Twenty years ago, she said, she and Mr. Seller were newlyweds and bought that home as tenants by the entirety. Shortly after moving in, the marriage soured, and Mrs. Seller moved to Nevada to start her new life. She eventually filed for and obtained a Nevada divorce.
The Sellers agreed at that time that Mr. Seller would remain in the home and pay all expenses, including the mortgage. But in the event the home was to be sold, both parties would split the proceeds. When a marriage ends in divorce, a tenancy by the entirety is automatically converted into a tenancy in common. Nothing was ever recorded in the Recorder of Deeds Office in the District, and because the divorce was in Nevada, nothing showed up when the title company searched the D.C. court records.
The real Mrs. Seller discovered that her ex-husband had sold the home to Mr. Buyer when she received a copy of the certificate of satisfaction from the mortgage company. Some checking revealed that her ex-husband apparently had his girlfriend pose as his ex-wife when signing the listing agreement and again at settlement when forging the deed. She learned from the settlement agent that her ex had the net sales proceeds wired to an offshore bank account and had apparently moved out of the country and vanished. All forwarding addresses and contact information provided at settlement turned out to be false and dead ends.
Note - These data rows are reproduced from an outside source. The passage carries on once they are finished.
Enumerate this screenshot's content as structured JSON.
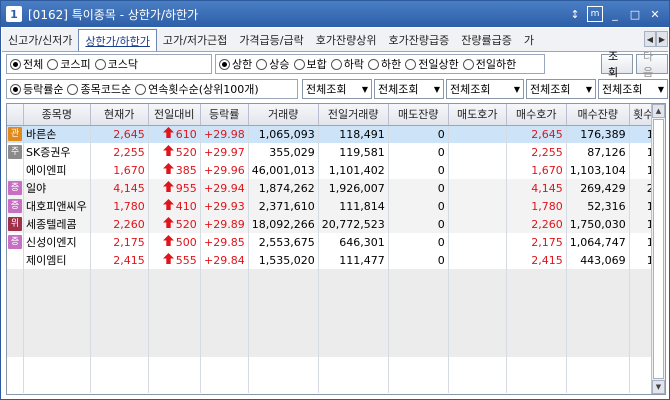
{
  "window": {
    "number": "1",
    "title": "[0162]  특이종목 - 상한가/하한가"
  },
  "tabs": [
    "신고가/신저가",
    "상한가/하한가",
    "고가/저가근접",
    "가격급등/급락",
    "호가잔량상위",
    "호가잔량급증",
    "잔량률급증",
    "가"
  ],
  "active_tab": 1,
  "market_radios": [
    {
      "label": "전체",
      "checked": true
    },
    {
      "label": "코스피",
      "checked": false
    },
    {
      "label": "코스닥",
      "checked": false
    }
  ],
  "limit_radios": [
    {
      "label": "상한",
      "checked": true
    },
    {
      "label": "상승",
      "checked": false
    },
    {
      "label": "보합",
      "checked": false
    },
    {
      "label": "하락",
      "checked": false
    },
    {
      "label": "하한",
      "checked": false
    },
    {
      "label": "전일상한",
      "checked": false
    },
    {
      "label": "전일하한",
      "checked": false
    }
  ],
  "buttons": {
    "query": "조회",
    "next": "다음"
  },
  "sort_radios": [
    {
      "label": "등락률순",
      "checked": true
    },
    {
      "label": "종목코드순",
      "checked": false
    },
    {
      "label": "연속횟수순(상위100개)",
      "checked": false
    }
  ],
  "filters": [
    "전체조회",
    "전체조회",
    "전체조회",
    "전체조회",
    "전체조회"
  ],
  "columns": [
    "종목명",
    "현재가",
    "전일대비",
    "등락률",
    "거래량",
    "전일거래량",
    "매도잔량",
    "매도호가",
    "매수호가",
    "매수잔량",
    "횟수"
  ],
  "rows": [
    {
      "badge": "관",
      "badge_color": "#e08a1e",
      "name": "바른손",
      "price": "2,645",
      "change": "610",
      "rate": "+29.98",
      "volume": "1,065,093",
      "prev_volume": "118,491",
      "ask_qty": "0",
      "ask": "",
      "bid": "2,645",
      "bid_qty": "176,389",
      "count": "1"
    },
    {
      "badge": "주",
      "badge_color": "#8a8a8a",
      "name": "SK증권우",
      "price": "2,255",
      "change": "520",
      "rate": "+29.97",
      "volume": "355,029",
      "prev_volume": "119,581",
      "ask_qty": "0",
      "ask": "",
      "bid": "2,255",
      "bid_qty": "87,126",
      "count": "1"
    },
    {
      "badge": "",
      "badge_color": "",
      "name": "에이엔피",
      "price": "1,670",
      "change": "385",
      "rate": "+29.96",
      "volume": "46,001,013",
      "prev_volume": "1,101,402",
      "ask_qty": "0",
      "ask": "",
      "bid": "1,670",
      "bid_qty": "1,103,104",
      "count": "1"
    },
    {
      "badge": "증",
      "badge_color": "#c76fc4",
      "name": "일야",
      "price": "4,145",
      "change": "955",
      "rate": "+29.94",
      "volume": "1,874,262",
      "prev_volume": "1,926,007",
      "ask_qty": "0",
      "ask": "",
      "bid": "4,145",
      "bid_qty": "269,429",
      "count": "2"
    },
    {
      "badge": "증",
      "badge_color": "#c76fc4",
      "name": "대호피앤씨우",
      "price": "1,780",
      "change": "410",
      "rate": "+29.93",
      "volume": "2,371,610",
      "prev_volume": "111,814",
      "ask_qty": "0",
      "ask": "",
      "bid": "1,780",
      "bid_qty": "52,316",
      "count": "1"
    },
    {
      "badge": "위",
      "badge_color": "#a0304a",
      "name": "세종텔레콤",
      "price": "2,260",
      "change": "520",
      "rate": "+29.89",
      "volume": "18,092,266",
      "prev_volume": "20,772,523",
      "ask_qty": "0",
      "ask": "",
      "bid": "2,260",
      "bid_qty": "1,750,030",
      "count": "1"
    },
    {
      "badge": "증",
      "badge_color": "#c76fc4",
      "name": "신성이엔지",
      "price": "2,175",
      "change": "500",
      "rate": "+29.85",
      "volume": "2,553,675",
      "prev_volume": "646,301",
      "ask_qty": "0",
      "ask": "",
      "bid": "2,175",
      "bid_qty": "1,064,747",
      "count": "1"
    },
    {
      "badge": "",
      "badge_color": "",
      "name": "제이엠티",
      "price": "2,415",
      "change": "555",
      "rate": "+29.84",
      "volume": "1,535,020",
      "prev_volume": "111,477",
      "ask_qty": "0",
      "ask": "",
      "bid": "2,415",
      "bid_qty": "443,069",
      "count": "1"
    }
  ],
  "colors": {
    "title_bar": "#2d5fa8",
    "up_red": "#e0141b",
    "selected_row": "#cde3f7"
  }
}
So where does this leave Mr. Buyer, his lender and the real Mrs. Seller? Under D.C. law, a forged deed cannot convey good title to a purchaser. When Mr. Seller signed the deed, at best he conveyed his 50 percent tenant-in-common interest. When his girlfriend forged the real Mrs. Seller’s name to the deed, it conveyed nothing. Consequently, Mr. Buyer does not have good title to 100 percent of his home. The real Mrs. Seller, never having signed the deed, still owns her half of the home. Because the lender’s first lien position was granted by Mr. Buyer, who did not own the entire property, its first lien position in the entire property is also not valid. However, because it has a lender’s title insurance policy, the title insurance company might have to cover the lender’s losses up to the full loan amount as a result of this forgery.
When the dust settles, Mr. Buyer is legally the 50-percent tenant in common with the real Mrs. Seller. This is obviously an unsatisfactory situation. Had Mr. Buyer purchased owner’s title insurance, he could have simply filed a title claim, and the title insurance company would hire attorneys, at their expense, to sort out the mess. The title company probably would have bought the real Mrs. Seller’s interest for Mr. Buyer’s benefit.
However, without title insurance, Mr. Buyer must either deal directly with the real Mrs. Seller or hire attorneys at his own expense to try to track down Mr. Seller and the sales proceeds. This is an arduous and expensive undertaking. Protracted negotiations and/or litigation likely would ensue. All the while, Mr. Buyer’s quiet enjoyment of his new home is in jeopardy.
Harvey S. Jacobs is a real estate lawyer with Jacobs & Associates Attorneys at Law in Rockville. He is an active real estate investor, developer, landlord, settlement attorney, lender and Realtor. This column is not legal advice and should not be acted upon without obtaining your own legal counsel. Contact Jacobs at (301) 417-4144, email@example.com or firstname.lastname@example.org.